THE TASK: Search the listing below for the string "value" and show each line that contains it.

PROVIDED DATA:
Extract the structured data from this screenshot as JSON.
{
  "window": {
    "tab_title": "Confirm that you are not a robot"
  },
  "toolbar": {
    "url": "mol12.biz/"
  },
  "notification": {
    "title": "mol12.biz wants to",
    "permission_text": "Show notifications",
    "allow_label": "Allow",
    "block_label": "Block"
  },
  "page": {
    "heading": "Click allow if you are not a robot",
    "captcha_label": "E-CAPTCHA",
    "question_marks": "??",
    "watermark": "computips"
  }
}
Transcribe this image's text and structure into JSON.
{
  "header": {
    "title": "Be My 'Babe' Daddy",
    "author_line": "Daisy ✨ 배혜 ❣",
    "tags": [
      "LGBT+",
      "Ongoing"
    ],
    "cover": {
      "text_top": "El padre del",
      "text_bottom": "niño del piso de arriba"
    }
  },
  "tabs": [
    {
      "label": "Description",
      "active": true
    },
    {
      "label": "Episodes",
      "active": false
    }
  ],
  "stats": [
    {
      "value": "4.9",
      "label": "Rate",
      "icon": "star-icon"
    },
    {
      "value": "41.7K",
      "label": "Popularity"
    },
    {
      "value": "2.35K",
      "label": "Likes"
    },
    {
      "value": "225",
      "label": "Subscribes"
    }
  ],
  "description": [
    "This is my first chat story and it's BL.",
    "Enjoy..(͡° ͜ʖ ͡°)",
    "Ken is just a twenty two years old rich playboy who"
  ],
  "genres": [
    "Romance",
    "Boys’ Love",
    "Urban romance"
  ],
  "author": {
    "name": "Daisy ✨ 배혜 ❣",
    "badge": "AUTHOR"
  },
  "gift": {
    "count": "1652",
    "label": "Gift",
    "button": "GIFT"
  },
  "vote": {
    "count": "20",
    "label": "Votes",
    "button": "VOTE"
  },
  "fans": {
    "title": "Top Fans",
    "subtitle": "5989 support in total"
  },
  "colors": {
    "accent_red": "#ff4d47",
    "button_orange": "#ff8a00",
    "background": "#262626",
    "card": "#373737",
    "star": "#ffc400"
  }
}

YOUR SOLUTION:
      "value": "4.9",
      "value": "41.7K",
      "value": "2.35K",
      "value": "225",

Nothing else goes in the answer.